The CPD said it had urged to give priority to health, social safety net, agriculture and employment generation in its budget recommendations and the government has rightly emphasized these sectors.
“However, its promises and priorities have not been translated into actions through innovative approaches and the allocation of adequate resources.”
The CPD said allocation transport, physical planning, water supply & housing, power education and religious affairs as well as science, information & communication technology increased in the annual development programme (ADP).
“Priority sectors in view of COVID-19 have not received due attention. Surprisingly, the share of health, nutrition, population and family welfare in the ADP for fiscal 2020-21 remained the same as in fiscal 2019-20 despite this being the most important sector given COVID-19.”
The agency said risk mitigation and economic recovery in the backdrop of COVID-19 should have been the twin overarching objectives of next fiscal year’s budget.
It said the COVID-19 situation is an evolving one; there are significant uncertainties regarding its duration and the extent of the impact.
Yet, the government has framed the budget on the assumption that the fallout from COVID-19 would be managed in a very short period and the economy will bounce back the next fiscal year.

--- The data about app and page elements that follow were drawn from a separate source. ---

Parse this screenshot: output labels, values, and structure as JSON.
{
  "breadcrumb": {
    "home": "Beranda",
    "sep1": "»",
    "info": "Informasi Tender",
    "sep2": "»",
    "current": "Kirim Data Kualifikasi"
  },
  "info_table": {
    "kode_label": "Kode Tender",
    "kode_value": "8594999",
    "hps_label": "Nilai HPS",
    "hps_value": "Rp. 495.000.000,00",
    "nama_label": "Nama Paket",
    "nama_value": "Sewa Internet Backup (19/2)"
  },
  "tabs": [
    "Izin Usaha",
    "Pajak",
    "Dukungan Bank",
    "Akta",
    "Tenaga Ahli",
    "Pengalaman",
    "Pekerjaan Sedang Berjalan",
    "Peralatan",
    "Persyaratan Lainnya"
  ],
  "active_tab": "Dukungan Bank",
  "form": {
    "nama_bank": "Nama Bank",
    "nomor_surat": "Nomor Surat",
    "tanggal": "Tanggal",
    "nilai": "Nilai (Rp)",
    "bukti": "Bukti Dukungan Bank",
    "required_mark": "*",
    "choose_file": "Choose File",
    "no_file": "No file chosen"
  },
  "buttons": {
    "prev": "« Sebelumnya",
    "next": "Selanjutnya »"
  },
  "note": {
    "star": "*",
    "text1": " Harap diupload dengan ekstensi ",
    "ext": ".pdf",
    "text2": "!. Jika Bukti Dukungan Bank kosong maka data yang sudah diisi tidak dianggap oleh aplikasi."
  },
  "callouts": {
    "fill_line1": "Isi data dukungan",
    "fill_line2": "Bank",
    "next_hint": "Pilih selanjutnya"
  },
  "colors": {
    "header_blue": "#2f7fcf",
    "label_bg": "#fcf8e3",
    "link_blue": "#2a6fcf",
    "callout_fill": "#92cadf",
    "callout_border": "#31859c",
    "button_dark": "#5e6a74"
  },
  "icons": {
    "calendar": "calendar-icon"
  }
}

Private investment has been estimated to be 25.3 percent of GDP in fiscal 2020-21, which is a 12.6 percentage point increase from the finance ministry’s estimate of private investment for fiscal 2019-20.
The think-tank said the government should have tried to get out of the GDP growth-centric philosophy and have focused more on poverty, inequality and employment to save lives and livelihoods to come out of the national emergency.
“But the issue of growth came time and again,” said Fahmida, adding that the main objective should be supporting the poor and affected people, instead of being much too concerned with GDP growth during a crisis such as the pandemic.
The focus should be on coping, adjustment and mitigation to subsequently get on the recovery track, it said, adding that the rising number of new poor and the increasing income and consumption inequality require differentiated measures that the budget has not adequately addressed.
Analysing tax measures, the CPD said the lowest segment of income earners, whose monthly income is between Tk 30,000 and Tk 60,000, will gain the most — from 28 percent to 67 percent — for the change in tax measures.
However, the benefit will start to increase again for monthly income earners of Tk 4 lakh and above, so it is not promoting tax justice, it added.
Tax measures will also benefit individuals who earn a very high level of income, said CPD Senior Research Fellow Towfiqul Islam Khan.
The think-tank also criticised the scope to legalise undisclosed money, saying it discourages honest taxpayers and undermine the cause of transparency and good governance.
CPD Research Director Khondaker Golam Moazzem also spoke among others.